Due to CCS, the SMR/gasification plant operator would likely form a ‘take or pay’ arrangement with a separate entity responsible for transporting and storing the CO2. While a third party could be engaged to build and operate the CO2 pipeline and storage, there is still an important role for the government in managing the long-term risk associated with CO2 storage in underground aquifers, a risk that is unlikely to be accepted by the private sector.
Australia has a rich history of generating economic opportunities through the export of its natural resources like Uranium which has seen a downtrend and thermal coal which is a major risk as global trends favor low carbon economy. In contrast, the global hydrogen market is expected to reach $155 billion by 2022. Australia’s existing trading partners such as North Korea and Japan, who are comparatively resource-constrained, are currently implementing policy commitments for hydrogen imports and use. Continuous improvement in the cost and performance of hydrogen-related technologies has accelerated over the past three years along the entire value chain.
Australia has yet to create its own solar or storage industry, relying instead on foreign solutions. There remain serious sustainability challenges to broad adoption of lithium batteries. Hydrogen offers a new, sustainable energy storage and future transport option. Hydrogen also offers an opportunity for optimisation of renewable energy use between the electricity, gas and transport sectors.
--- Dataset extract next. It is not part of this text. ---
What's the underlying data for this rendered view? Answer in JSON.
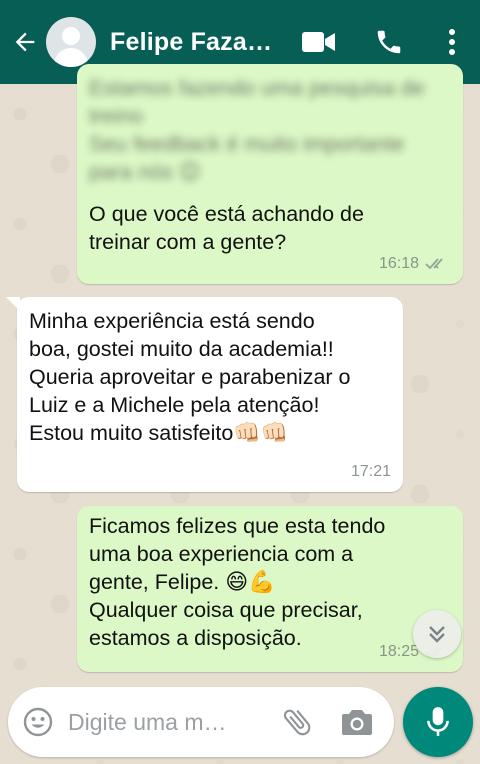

Hydrogen can play a key role in protecting Australia from supply shocks by localising liquid fuel supplies. Gas prices currently remain high compared to some overseas markets. Hydrogen could replace natural gas as a low emissions source of heat as well as a potential feedstock for industrial processes.
Additionally, South Australia has fast become a global testbed for the integration of new energy technologies. With a high proportion of wind and solar power already in the network and a pipeline of hydrogen demonstration projects, continued investment in hydrogen production and use is likely to be a significant enabler for other Australian states in developing their local industries.
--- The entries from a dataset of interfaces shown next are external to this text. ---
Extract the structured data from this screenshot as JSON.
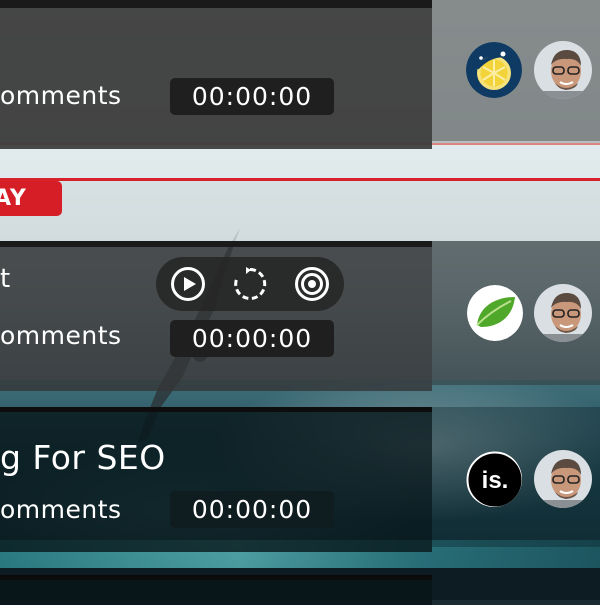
{
  "cards": [
    {
      "comments": "omments",
      "timer": "00:00:00"
    },
    {
      "title_partial": "t",
      "comments": "omments",
      "timer": "00:00:00"
    },
    {
      "title": "g For SEO",
      "comments": "omments",
      "timer": "00:00:00"
    }
  ],
  "banner": {
    "tag": "AY"
  },
  "controls": {
    "icons": [
      "play-icon",
      "refresh-icon",
      "target-icon"
    ]
  },
  "logos": {
    "card1": {
      "icon": "lemon-logo",
      "bg": "#0f3a64",
      "fruit": "#f2d43a"
    },
    "card2": {
      "icon": "leaf-logo",
      "bg": "#ffffff",
      "leaf": "#4fa82a"
    },
    "card3": {
      "icon": "is-logo",
      "text": "is.",
      "bg": "#000000"
    }
  },
  "colors": {
    "accent_red": "#d61e27"
  }
}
The figures for the finite indigenous reserves and imports provide a strong case for Australia moving away from oil-based energy production and the development of alternative transport fuels.
Challenges and Barriers
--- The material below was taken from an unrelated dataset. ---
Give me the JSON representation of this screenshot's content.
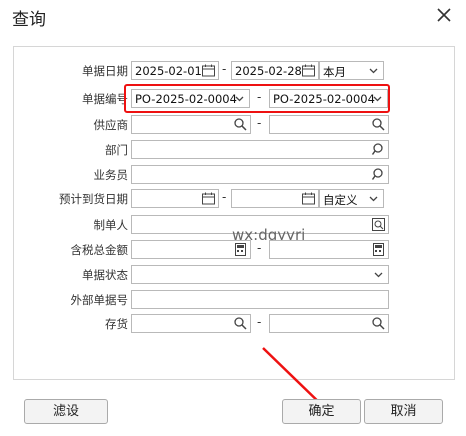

The embryonic stage of the global hydrogen industry means a lot of barriers need to be crossed and risks need to be managed. The cost of establishing a hydrogen economy will be high. The current application of hydrogen remains mainly in the industrial sector. In terms of infrastructure, the coal extraction, transportation, and power generation industry in Australia is well established. Coal reserves for both export and domestic use are located within 200 km of the eastern Australian capitals (Brisbane, Sydney, Melbourne, Canberra, Hobart).
For both SMR and coal gasification, the LCOH is impacted by the cost of gas and coal. While significant fluctuations in the price of black coal are low risk, trends relating to the price of natural gas, particularly in an Australian context, is likely to be of greater concern.
The cost of electricity remains comparably high in Australia which adds to production costs. When using surplus renewable energy, the relatively low-capacity factor is driving the cost of hydrogen, but as more VRE is introduced, this would bring the prices down. The water required for a large-scale hydrogen production industry will be significant. Australia will need to consider how to balance hydrogen’s demands with other water priorities.
The idea of using hydrogen as a fuel source to reduce greenhouse gas emissions is an ambitious and altruistic notion. It is not without its challenges ranging anywhere from the current technology and cost to infrastructure and safety.
Source: Renewable Energy